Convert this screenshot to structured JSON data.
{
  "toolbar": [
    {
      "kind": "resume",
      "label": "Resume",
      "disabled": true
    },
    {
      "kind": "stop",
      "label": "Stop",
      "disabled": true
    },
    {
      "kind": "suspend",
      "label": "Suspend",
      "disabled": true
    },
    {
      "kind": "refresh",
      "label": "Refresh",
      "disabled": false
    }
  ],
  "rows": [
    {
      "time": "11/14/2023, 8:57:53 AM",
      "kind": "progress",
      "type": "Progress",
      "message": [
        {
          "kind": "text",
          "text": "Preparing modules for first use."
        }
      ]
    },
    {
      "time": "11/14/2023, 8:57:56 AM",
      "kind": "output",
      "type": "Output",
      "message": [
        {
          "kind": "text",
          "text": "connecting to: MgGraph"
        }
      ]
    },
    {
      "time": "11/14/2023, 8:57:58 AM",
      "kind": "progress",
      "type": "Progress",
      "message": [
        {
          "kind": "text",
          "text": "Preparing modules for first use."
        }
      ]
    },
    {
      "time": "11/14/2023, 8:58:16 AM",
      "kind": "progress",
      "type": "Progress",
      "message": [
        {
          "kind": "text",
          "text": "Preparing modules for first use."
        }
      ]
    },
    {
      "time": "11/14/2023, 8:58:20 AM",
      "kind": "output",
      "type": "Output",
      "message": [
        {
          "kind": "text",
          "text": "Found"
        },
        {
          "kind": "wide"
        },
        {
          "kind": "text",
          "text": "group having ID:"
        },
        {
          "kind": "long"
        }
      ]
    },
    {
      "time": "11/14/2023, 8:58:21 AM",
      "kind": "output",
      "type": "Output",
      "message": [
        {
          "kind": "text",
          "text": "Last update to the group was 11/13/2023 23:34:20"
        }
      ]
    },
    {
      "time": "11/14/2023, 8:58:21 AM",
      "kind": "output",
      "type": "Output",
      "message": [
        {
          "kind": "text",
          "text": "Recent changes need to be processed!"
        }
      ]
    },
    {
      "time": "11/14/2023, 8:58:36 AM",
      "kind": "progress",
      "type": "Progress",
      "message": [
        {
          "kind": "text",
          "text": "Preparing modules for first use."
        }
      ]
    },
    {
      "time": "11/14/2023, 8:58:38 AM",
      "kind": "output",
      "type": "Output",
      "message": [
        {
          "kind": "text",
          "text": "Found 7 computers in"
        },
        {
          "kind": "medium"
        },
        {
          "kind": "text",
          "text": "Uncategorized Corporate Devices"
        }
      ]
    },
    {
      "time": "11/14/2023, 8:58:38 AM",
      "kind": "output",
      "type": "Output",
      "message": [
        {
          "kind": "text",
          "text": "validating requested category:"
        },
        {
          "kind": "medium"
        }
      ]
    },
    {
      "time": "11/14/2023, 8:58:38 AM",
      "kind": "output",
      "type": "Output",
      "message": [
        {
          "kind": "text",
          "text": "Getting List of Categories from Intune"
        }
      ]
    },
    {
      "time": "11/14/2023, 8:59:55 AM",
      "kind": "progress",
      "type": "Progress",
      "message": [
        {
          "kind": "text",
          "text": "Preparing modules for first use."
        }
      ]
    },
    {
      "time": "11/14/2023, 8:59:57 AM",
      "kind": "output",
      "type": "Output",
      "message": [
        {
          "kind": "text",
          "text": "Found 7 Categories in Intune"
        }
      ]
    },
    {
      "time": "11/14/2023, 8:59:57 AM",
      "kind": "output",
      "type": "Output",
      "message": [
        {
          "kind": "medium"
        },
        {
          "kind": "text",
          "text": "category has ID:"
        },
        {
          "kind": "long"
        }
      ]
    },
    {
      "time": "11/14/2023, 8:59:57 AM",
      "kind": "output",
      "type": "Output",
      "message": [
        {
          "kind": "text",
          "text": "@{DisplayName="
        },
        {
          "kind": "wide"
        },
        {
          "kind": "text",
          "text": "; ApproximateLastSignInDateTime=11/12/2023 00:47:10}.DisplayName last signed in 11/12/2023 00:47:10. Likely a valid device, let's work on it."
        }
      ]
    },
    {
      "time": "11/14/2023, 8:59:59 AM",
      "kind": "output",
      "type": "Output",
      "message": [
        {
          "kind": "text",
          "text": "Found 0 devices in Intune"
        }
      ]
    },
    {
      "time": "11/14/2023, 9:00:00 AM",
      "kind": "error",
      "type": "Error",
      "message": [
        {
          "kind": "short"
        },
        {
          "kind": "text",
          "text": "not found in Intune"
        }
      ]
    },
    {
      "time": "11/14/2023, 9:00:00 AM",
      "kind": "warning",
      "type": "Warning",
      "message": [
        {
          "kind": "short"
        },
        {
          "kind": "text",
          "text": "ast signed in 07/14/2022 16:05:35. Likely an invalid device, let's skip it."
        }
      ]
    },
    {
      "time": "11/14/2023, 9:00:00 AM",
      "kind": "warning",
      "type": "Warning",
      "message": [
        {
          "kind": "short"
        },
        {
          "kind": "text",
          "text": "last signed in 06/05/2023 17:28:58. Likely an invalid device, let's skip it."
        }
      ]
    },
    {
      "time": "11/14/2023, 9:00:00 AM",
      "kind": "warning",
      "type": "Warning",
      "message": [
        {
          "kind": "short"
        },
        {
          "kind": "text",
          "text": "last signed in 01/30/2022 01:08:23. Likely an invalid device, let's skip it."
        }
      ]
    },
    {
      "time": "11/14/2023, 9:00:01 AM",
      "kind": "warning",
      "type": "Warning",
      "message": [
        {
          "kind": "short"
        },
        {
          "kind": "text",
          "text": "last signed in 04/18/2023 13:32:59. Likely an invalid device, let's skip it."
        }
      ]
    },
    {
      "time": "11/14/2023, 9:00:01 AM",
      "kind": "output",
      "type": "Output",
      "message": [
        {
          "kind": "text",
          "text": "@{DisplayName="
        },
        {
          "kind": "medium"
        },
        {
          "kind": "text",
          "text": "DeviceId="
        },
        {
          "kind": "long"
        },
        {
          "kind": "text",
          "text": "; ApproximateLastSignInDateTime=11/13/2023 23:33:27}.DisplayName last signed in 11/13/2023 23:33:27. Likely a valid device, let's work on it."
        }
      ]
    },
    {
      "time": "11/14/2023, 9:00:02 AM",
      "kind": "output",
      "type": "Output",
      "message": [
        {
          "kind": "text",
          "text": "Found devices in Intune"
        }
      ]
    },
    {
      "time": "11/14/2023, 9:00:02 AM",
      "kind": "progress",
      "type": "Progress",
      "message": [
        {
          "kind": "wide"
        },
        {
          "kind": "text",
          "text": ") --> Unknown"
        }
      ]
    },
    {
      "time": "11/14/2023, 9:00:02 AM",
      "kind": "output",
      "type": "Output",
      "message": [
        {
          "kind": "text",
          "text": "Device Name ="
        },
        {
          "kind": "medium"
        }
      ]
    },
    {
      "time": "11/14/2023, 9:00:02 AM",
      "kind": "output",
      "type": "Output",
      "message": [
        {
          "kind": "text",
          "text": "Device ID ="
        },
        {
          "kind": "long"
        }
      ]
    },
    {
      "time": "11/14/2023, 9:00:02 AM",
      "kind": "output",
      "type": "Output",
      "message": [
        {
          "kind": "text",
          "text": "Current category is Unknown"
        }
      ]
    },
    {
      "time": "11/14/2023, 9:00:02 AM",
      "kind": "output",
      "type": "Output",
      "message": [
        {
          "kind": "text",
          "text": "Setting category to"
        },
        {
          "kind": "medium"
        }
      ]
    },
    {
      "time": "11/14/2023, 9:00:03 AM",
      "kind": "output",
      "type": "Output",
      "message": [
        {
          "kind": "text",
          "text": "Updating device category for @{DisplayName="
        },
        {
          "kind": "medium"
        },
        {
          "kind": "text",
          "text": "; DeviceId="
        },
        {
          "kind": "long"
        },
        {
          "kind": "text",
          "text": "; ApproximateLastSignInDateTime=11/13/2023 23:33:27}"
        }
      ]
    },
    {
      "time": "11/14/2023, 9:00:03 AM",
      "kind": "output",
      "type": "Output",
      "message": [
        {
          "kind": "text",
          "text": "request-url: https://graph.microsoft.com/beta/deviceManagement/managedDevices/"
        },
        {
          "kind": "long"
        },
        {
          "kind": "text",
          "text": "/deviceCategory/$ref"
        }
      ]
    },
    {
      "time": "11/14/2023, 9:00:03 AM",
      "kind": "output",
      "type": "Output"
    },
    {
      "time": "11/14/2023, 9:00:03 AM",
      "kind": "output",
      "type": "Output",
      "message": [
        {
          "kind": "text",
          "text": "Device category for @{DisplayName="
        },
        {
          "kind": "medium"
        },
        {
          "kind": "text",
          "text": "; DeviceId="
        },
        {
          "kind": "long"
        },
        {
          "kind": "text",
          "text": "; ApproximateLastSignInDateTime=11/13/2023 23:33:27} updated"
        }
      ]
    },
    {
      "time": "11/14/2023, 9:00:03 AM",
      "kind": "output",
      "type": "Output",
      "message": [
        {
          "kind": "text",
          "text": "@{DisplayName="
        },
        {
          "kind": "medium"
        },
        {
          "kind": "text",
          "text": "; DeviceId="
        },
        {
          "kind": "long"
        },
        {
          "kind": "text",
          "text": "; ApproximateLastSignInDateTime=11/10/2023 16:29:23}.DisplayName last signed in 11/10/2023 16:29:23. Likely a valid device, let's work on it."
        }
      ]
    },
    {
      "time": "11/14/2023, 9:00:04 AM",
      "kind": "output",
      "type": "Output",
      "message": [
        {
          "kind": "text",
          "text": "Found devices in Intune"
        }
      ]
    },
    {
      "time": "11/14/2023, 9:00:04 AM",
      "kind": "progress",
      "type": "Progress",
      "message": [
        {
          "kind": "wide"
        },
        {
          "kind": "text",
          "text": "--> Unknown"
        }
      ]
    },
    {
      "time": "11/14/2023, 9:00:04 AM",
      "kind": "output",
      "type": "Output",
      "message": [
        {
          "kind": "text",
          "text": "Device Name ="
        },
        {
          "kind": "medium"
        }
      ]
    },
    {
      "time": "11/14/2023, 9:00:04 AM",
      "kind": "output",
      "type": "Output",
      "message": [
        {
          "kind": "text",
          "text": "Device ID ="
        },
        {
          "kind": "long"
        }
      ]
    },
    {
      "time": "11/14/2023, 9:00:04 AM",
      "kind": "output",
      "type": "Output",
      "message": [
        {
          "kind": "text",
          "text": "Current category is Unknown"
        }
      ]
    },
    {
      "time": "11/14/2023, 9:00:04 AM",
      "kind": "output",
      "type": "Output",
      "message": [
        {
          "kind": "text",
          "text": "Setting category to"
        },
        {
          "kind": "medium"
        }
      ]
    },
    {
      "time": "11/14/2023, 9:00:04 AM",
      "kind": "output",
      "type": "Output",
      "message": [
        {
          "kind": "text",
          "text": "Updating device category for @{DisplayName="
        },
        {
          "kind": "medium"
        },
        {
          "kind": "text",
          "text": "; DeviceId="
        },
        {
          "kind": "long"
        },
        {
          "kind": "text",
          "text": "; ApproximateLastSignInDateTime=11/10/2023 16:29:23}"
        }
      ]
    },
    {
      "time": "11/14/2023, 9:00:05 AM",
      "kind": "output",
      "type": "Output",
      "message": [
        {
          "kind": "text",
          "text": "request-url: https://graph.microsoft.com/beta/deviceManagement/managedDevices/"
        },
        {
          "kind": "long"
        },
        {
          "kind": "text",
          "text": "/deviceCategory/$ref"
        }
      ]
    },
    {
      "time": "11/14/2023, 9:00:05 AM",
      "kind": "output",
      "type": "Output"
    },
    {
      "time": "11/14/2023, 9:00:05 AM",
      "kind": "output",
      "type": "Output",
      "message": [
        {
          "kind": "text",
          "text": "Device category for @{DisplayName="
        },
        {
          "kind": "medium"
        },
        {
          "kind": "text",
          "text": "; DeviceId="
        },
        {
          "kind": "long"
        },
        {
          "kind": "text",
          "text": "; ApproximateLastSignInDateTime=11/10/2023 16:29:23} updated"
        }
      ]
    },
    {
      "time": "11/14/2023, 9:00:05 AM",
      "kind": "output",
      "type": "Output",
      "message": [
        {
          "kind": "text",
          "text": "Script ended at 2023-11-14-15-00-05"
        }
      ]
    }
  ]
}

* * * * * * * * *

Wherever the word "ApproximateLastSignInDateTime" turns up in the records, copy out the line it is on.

(Answer below)
          "text": "; ApproximateLastSignInDateTime=11/12/2023 00:47:10}.DisplayName last signed in 11/12/2023 00:47:10. Likely a valid device, let's work on it."
          "text": "; ApproximateLastSignInDateTime=11/13/2023 23:33:27}.DisplayName last signed in 11/13/2023 23:33:27. Likely a valid device, let's work on it."
          "text": "; ApproximateLastSignInDateTime=11/13/2023 23:33:27}"
          "text": "; ApproximateLastSignInDateTime=11/13/2023 23:33:27} updated"
          "text": "; ApproximateLastSignInDateTime=11/10/2023 16:29:23}.DisplayName last signed in 11/10/2023 16:29:23. Likely a valid device, let's work on it."
          "text": "; ApproximateLastSignInDateTime=11/10/2023 16:29:23}"
          "text": "; ApproximateLastSignInDateTime=11/10/2023 16:29:23} updated"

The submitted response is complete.